1 of 2 | Former Israeli Prime Minister Benjamin Netanyahu arrives at the courtroom at the Jerusalem District Court where he is facing trial on charges of bribery, fraud and breach of trust in three separate cases, in East Jerusalem, Israel, on Wednesday. Pool photo by Yonatan Sindel/UPI | License Photo
March 23 (UPI) -- A onetime close aide to former Israeli prime minister Benjamin Netanyahu took the stand for the first time in Netanyahu's ongoing corruption trial on Wednesday.
The previous aide, former Communications Ministry director-general Shlomo Filber, told the Jerusalem court that Netanyahu had instructed him to "mitigate" the competition for the Israeli telecom company Bezeq.
In turn, Bezeq news site Walla reportedly published favorable coverage about Netanyahu and his family, The Times of Israel reports.
At the root of Filber's testimony was a 2015 meeting between Netanyahu and Bezeq's owner, Shaul Elovitch.
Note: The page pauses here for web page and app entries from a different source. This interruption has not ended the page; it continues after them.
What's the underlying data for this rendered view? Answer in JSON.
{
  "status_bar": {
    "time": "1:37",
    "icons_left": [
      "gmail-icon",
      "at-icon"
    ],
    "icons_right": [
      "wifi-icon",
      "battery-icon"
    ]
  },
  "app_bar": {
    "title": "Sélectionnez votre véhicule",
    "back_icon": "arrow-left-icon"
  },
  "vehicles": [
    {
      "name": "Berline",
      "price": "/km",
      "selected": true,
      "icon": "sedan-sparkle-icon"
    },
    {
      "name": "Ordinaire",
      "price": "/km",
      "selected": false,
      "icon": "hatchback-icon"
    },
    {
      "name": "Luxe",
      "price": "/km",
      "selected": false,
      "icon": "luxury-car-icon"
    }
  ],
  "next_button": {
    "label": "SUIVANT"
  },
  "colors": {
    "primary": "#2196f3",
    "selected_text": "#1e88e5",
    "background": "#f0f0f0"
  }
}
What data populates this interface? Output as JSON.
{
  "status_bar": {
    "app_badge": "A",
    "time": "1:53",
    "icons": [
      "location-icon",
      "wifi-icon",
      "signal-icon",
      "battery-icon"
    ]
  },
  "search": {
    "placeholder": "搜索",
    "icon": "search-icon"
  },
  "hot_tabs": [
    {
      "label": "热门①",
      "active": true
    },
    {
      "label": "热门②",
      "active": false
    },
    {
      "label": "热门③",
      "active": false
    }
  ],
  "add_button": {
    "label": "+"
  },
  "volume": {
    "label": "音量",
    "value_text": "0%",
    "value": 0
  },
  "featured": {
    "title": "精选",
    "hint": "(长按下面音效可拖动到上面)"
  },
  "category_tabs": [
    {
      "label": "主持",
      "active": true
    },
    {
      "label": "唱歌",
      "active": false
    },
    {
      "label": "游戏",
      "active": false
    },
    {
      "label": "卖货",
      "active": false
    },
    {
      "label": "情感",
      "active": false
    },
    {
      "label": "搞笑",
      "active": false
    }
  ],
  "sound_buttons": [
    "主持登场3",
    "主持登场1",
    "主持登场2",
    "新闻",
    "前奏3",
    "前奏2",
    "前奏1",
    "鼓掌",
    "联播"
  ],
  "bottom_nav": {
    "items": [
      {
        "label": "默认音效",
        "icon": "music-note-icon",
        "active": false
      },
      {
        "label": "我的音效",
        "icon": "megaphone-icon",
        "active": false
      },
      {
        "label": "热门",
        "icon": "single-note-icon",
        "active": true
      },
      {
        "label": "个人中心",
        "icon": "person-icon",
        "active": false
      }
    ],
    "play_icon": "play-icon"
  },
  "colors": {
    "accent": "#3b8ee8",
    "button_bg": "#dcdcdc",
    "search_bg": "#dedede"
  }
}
As the meeting concluded, Filber said, Netanyahu gave Filber a series of directives, including shepherding a merger between Bezeq and satellite TV operator Yes.
Taken together, the moves would provide Elovitch with 1.8 billion NIS, or $559 million.
Filber told the court he felt caught between Netanyahu and Elovitch.
"There was a big connection between these two big men, and the two of them are toying with me," Filber said, according to The Jerusalem Post. "When I signed the plea deal, I decided I would tell the full truth."
The directives helping Bezeq also made some sense on a policy level, Filber claimed. He criticized the police and the judiciary for their handling of the case, calling the investigators who questioned him "two Rottweilers."
"I tried to explain the complexity to the police investigators, but they did not want to hear," Filber said. "They did not want to get the full picture from me -- just 'yes' or 'no.'"
Filber's testimony lasted six hours. He's one of the prosecution's two main witnesses for the Bezeq-Walla affair, also called Case 4000. The other is former top aide turned state witness Nir Hefetz, who already testified.
Netanyahu faces charges of fraud and breach of trust. He denies wrongdoing, offering unsubstantiated claims that the charges against him are evidence of a political witch hunt led by his opponents.
Netanyahu attended his own trial on Wednesday, the first time in five months he's attended the proceedings in person.